- Be Realistic: the press is not your PR machinery! It faces time and space limitations. Before you peddle news to journalists, try to think like a journalist. Does the story have a human interest angle? Is it genuinely relevant to the newspaper’s readers? Or is it parochial and irrelevant?
- Be Prepared: make sure you know who the editors and reporters are! You must also only ever give an interview when you are ready – if you need time, ask for the reporter’s deadline, tell him you need to collect information, offer to get back to him at a certain and then make sure you do so. If you upset a journalist, be prepared for the consequences…
- Be Accessible: media relations is about human relations. You should never simply say “no comment” as this suggests you are hiding something. Explain why you cannot comment, discuss general policy instead of specifics and/or switch the topic to something you can say.
- Be Honest: never lie to a journalist. Ever. If you have bad news, admit it and move on to corrective action. Lying will come back to haunt you. Just like Bill “I-did-not-have-sexual-relations-with-that-woman” Clinton.
- Be Quotable: if you are dull journalists will not come back to talk to you again. Make your quotes memorable. Put your issues into plain English in a way that connects with voters. Rather than giving an unmemorable quote because you are in a hurry, delay putting out your message so that it is properly crafted.
Last night, two graduates of the Young Britons’ Foundation asked incredibly sound questions on the BBC’s flagship political program, Question Time. Ignoring the standard Left-wing bias usually evident, they asked the panel about the taxpayer funding of trade union Pilgrims and advocated a flat tax to promote growth in the economy. Continue reading
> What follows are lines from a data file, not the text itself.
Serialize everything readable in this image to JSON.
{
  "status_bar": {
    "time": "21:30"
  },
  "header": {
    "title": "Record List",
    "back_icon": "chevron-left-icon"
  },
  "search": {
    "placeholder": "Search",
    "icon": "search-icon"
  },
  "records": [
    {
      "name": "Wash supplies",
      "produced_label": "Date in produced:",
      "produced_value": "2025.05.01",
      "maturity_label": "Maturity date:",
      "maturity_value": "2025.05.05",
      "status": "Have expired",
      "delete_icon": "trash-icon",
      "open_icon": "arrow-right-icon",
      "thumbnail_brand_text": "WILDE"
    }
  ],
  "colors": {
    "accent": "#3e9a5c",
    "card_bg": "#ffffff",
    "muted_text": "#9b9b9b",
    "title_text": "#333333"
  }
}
YBF has just received news that Andrew Breitbart, a true activist for liberty and freedom in the United States of America, has passed away. The following message has been posted on his website Big Government: Continue reading